* WHAT TO DO
Your reply should consist of the entries, copied exactly and stripped of images.
==== SUPPLIED MATERIAL ====
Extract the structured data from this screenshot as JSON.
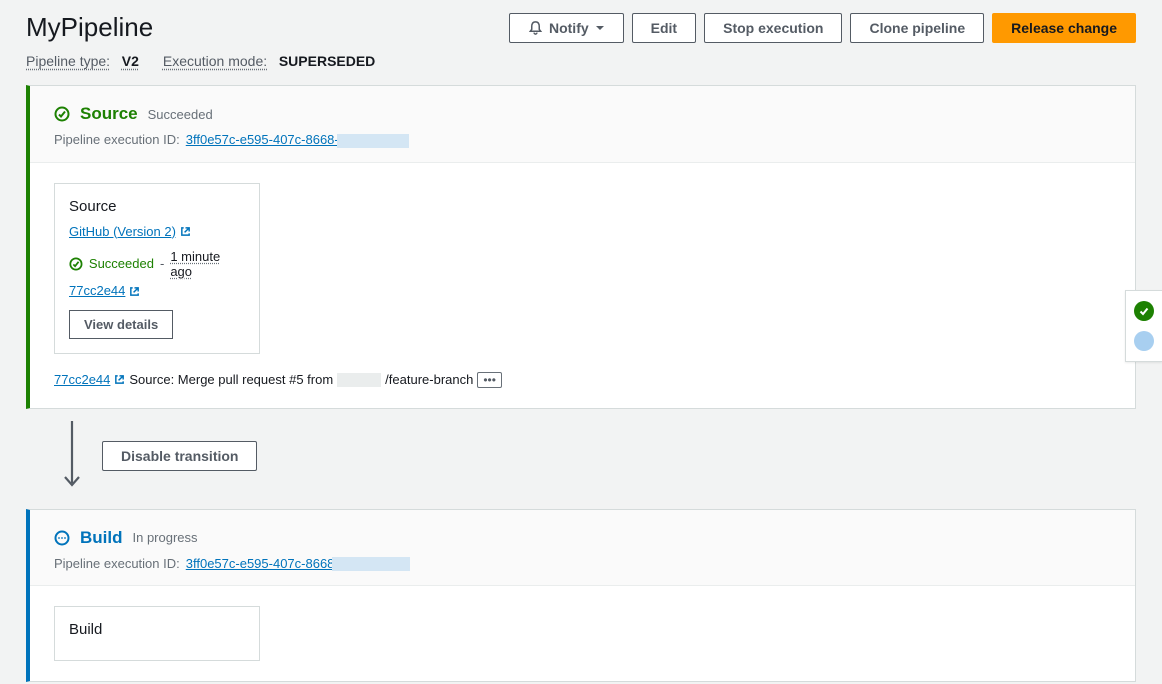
{
  "header": {
    "title": "MyPipeline",
    "meta": {
      "pipeline_type_label": "Pipeline type:",
      "pipeline_type_value": "V2",
      "execution_mode_label": "Execution mode:",
      "execution_mode_value": "SUPERSEDED"
    },
    "buttons": {
      "notify": "Notify",
      "edit": "Edit",
      "stop": "Stop execution",
      "clone": "Clone pipeline",
      "release": "Release change"
    }
  },
  "stages": {
    "source": {
      "name": "Source",
      "status_text": "Succeeded",
      "exec_id_label": "Pipeline execution ID:",
      "exec_id_prefix": "3ff0e57c-e595-407c-8668-",
      "action": {
        "title": "Source",
        "provider": "GitHub (Version 2)",
        "status": "Succeeded",
        "time": "1 minute ago",
        "commit": "77cc2e44",
        "view_details": "View details"
      },
      "commit_message": {
        "commit": "77cc2e44",
        "prefix": "Source: Merge pull request #5 from ",
        "suffix": "/feature-branch"
      }
    },
    "build": {
      "name": "Build",
      "status_text": "In progress",
      "exec_id_label": "Pipeline execution ID:",
      "exec_id_prefix": "3ff0e57c-e595-407c-8668",
      "action": {
        "title": "Build"
      }
    }
  },
  "transition": {
    "disable": "Disable transition"
  },
  "icons": {
    "notify": "notify-bell-icon",
    "caret": "caret-down-icon",
    "check_circle": "check-circle-icon",
    "in_progress": "in-progress-icon",
    "external": "external-link-icon",
    "arrow_down": "arrow-down-icon",
    "more": "more-icon"
  }
}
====
* OUTPUT FOR THIS EXERCISE
Extract the structured data from this screenshot as JSON.
{
  "header": {
    "title": "MyPipeline",
    "meta": {
      "pipeline_type_label": "Pipeline type:",
      "pipeline_type_value": "V2",
      "execution_mode_label": "Execution mode:",
      "execution_mode_value": "SUPERSEDED"
    },
    "buttons": {
      "notify": "Notify",
      "edit": "Edit",
      "stop": "Stop execution",
      "clone": "Clone pipeline",
      "release": "Release change"
    }
  },
  "stages": {
    "source": {
      "name": "Source",
      "status_text": "Succeeded",
      "exec_id_label": "Pipeline execution ID:",
      "exec_id_prefix": "3ff0e57c-e595-407c-8668-",
      "action": {
        "title": "Source",
        "provider": "GitHub (Version 2)",
        "status": "Succeeded",
        "time": "1 minute ago",
        "commit": "77cc2e44",
        "view_details": "View details"
      },
      "commit_message": {
        "commit": "77cc2e44",
        "prefix": "Source: Merge pull request #5 from ",
        "suffix": "/feature-branch"
      }
    },
    "build": {
      "name": "Build",
      "status_text": "In progress",
      "exec_id_label": "Pipeline execution ID:",
      "exec_id_prefix": "3ff0e57c-e595-407c-8668",
      "action": {
        "title": "Build"
      }
    }
  },
  "transition": {
    "disable": "Disable transition"
  },
  "icons": {
    "notify": "notify-bell-icon",
    "caret": "caret-down-icon",
    "check_circle": "check-circle-icon",
    "in_progress": "in-progress-icon",
    "external": "external-link-icon",
    "arrow_down": "arrow-down-icon",
    "more": "more-icon"
  }
}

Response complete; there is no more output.